But overall, in spite of the mall-induced crankiness, the shopping was a success because I got a new pair of these and I love them:
Increasingly, experts are realizing that Asperger’s in girls looks different from Asperger’s in boys. Some thoughts on what that means for girls on the spectrum . . .
I was raised to be a good girl. This meant, above all, being seen and not heard. Don’t bother the adults. Don’t make waves.
And this was mostly fine with me. As a child, I spent hours and hours alone. Some of my happiest memories involve going on long bike rides, exploring in the woods, and playing games in my room, all by myself. I remember quite a few fiercely contested games of Risk and Monopoly that pitted me against myself.
My parents never questioned what I did for hours in my room with the door closed. If I disappeared for the afternoon into the woods behind our house, their only concern was that I be home by five-thirty for dinner.
I don’t know what would have happened if I came home at six. I was a good girl and good girls followed the rules.
But the problem with being the good girl, especially if you’re a young undiagnosed aspie, is that good girls are invisible. Aspie boys tend to act out. They have problems with anger management. They’re defiant and oppositional. They’re not team players. They shrink away from competition and refuse to follow the rules.
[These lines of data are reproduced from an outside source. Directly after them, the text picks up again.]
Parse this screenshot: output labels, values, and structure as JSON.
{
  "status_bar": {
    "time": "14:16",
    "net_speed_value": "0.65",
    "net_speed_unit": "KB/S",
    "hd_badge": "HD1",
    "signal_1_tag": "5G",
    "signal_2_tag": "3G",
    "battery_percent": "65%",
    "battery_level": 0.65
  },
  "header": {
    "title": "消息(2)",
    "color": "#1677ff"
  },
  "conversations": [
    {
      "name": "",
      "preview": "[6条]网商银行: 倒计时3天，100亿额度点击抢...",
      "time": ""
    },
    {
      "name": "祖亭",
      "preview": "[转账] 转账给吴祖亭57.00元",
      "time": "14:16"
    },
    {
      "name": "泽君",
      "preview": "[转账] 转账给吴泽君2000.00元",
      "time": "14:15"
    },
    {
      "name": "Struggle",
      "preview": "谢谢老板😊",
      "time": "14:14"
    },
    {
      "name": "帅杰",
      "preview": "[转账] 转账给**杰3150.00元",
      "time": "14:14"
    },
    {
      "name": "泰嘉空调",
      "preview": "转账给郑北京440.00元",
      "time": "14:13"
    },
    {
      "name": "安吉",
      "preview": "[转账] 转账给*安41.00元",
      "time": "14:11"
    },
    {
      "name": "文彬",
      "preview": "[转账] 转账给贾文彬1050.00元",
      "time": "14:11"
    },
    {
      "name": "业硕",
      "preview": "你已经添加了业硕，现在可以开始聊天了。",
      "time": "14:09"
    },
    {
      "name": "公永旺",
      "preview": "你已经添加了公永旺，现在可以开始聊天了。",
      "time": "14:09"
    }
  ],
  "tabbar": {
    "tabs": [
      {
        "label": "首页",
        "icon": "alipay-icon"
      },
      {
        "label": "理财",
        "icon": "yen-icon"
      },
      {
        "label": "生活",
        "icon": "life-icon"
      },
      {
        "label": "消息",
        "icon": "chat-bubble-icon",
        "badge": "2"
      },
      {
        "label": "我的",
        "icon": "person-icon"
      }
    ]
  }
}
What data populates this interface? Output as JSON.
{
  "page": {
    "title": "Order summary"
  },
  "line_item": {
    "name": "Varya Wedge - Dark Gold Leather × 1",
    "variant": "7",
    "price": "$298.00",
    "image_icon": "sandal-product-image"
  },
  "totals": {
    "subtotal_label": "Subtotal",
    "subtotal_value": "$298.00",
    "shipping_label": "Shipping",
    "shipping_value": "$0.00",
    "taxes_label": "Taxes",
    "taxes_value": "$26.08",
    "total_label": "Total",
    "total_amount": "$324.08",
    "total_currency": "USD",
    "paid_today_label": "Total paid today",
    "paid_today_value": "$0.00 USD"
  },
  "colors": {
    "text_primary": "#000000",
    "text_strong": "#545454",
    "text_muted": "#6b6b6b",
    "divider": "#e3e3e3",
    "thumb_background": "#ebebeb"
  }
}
Years ago these boys got slapped with labels like “juvenile delinquent” and “behavior problem.” Today, out of every ten children diagnosed with Asperger’s syndrome, eight will be boys and two will be girls.